Disarmament Insight


Monday, 17 May 2010

Building discourse on explosive weapons

We have a new website you should check out (and bookmark) at: www.ExplosiveWeapons.info.

But hold on, I hear you say, what about Disarmament Insight? Don’t worry, it’s not disappearing. But over the course of 2010 our efforts will be on this new website, with which we’ll be able to do things we can’t with dear old Blogger.

Originally set up in 2007 to accompany our work that year as part of the 'Disarmament as Humanitarian Action' project at UNIDIR, the Disarmament Insight blog you’re reading now continued a lot longer - and achieved a much wider readership - than we ever hoped. In particular, the blog's commentary became one reference for those seeking independent analysis on what was going on during the Oslo process on cluster munitions. However, the DI blog covered all sorts of other issues relevant to humanitarian disarmament work from anti-personnel mines to primate behaviour, evolutionary psychology to explosive violence.

Blog readers will have noticed that over the last few months our blogging has tapered off, with some conspicuous exceptions like Tim Caughley's thought-provoking analysis of the Conference on Disarmament’s Shannon Mandate. That's because toward the end of last year Maya and I completed our project at UNIDIR on a history of international efforts on cluster munitions, which resulted in a book I wrote entitled Unacceptable Harm: A History of How the Treaty to Ban Cluster Munitions Was Won. After that marathon we both took a break from the blinking cursor for a while.

Among the things it covers, ‘Unacceptable Harm’ looks at what lessons banning cluster munitions might hold for future efforts to protect civilians from the effects of explosive weapons. This was also a topic explored over the course of the blog (just type ‘explosive weapons’ into the search box at right to get a list of posts). In that regard, I’m pleased to report that in January of this year we commenced a new project at UNIDIR on Discourse on Explosive Weapons (DEW), with the kind financial support of the Government of Norway.

The effects of explosive weapons on civilians represent a distinct humanitarian problem—one recognized by the UN Secretary-General in his 2009 report on the protection of civilians in armed conflict (S/2009/277).

Explosive weapons range from unitary bombs, cluster munitions, rockets and missiles to grenades, shells, improvised explosive devices and mines. The blast wave created by the detonation, projection of fragments, and sometimes the collapse of structures in the surrounding area is a major cause of civilian harm. Explosive weapons also cause damage to infrastructure vital to the civilian population and leave behind unexploded explosive ordnance, which poses a post-conflict health risk and negatively affects reconstruction and long-term development.

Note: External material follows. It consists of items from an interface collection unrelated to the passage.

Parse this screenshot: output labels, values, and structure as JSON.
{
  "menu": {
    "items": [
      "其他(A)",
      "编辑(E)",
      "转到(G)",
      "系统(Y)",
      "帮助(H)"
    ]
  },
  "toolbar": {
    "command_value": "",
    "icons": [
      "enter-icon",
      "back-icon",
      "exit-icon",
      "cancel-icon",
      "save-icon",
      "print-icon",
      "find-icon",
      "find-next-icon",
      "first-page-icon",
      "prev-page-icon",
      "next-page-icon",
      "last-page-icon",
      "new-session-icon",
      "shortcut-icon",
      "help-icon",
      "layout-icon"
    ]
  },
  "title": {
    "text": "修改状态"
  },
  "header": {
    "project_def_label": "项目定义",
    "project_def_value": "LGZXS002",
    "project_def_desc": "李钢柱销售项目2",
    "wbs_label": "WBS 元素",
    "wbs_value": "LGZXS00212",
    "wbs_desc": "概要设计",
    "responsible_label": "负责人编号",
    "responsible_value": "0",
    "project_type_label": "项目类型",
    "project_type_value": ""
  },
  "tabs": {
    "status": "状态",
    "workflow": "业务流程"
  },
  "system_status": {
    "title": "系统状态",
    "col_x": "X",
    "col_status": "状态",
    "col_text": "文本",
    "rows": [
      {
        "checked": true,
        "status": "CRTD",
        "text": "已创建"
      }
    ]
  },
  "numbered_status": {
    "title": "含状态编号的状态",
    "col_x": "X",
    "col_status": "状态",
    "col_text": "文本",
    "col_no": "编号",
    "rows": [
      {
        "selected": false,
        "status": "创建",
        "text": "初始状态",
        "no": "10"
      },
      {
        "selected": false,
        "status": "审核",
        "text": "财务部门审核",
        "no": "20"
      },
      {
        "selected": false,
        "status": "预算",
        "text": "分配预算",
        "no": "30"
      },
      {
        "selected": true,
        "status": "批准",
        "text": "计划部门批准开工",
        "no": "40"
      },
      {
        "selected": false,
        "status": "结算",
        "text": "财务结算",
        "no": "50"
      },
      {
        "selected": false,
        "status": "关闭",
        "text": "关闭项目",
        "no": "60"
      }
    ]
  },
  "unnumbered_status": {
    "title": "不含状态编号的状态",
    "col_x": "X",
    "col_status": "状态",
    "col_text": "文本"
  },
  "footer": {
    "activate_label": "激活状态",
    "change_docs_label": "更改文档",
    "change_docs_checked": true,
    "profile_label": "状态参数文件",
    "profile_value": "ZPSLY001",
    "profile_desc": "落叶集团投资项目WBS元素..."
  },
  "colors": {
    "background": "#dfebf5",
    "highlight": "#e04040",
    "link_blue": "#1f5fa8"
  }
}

Representatives of States seem to find it difficult to engage in substantive dialogue on how to address the concerns raised by the use of explosive weapons in populated areas. Policy practitioners lack a common vocabulary and conceptual tools to enable them to productively frame these issues.

Meanwhile, the process leading to the 2008 Convention on Cluster Munitions provides an example of how the international debate on a weapon category was re-framed to put the protection of civilians at its centre. In addition, a 2009 report by Landmine Action (now re-branded Action on Armed Violence) on Explosive Violence showed that States already tacitly recognize explosive weapons as a single category from a technological and ethical standpoint.

Greater focus on the humanitarian effects of explosive weapons could enhance civilian protection, support the effectiveness of legal norms applicable in armed conflict, contribute to reducing the global burden of armed violence and represent a further step toward creating the conditions for general and complete disarmament. Practical ways to achieve that is what the DEW project is exploring.

As part of the project’s work, alongside symposia and the generation of resource materials, we’ve set up the explosive weapons website. This is where news and resources related to our explosive weapons work will appear during the course of 2010 including background papers, podcasts and summary reports from our symposia. There’s even a Twitter feed… (We also have a project page at UNIDIR here.) We invite you to follow our work and avail yourself of the stuff we’re producing.

As always, thanks to all of our readers and please keep following our work!

John Borrie

Picture: 'Explosion, Abkhazia' (Simon Conway, Landmine Action).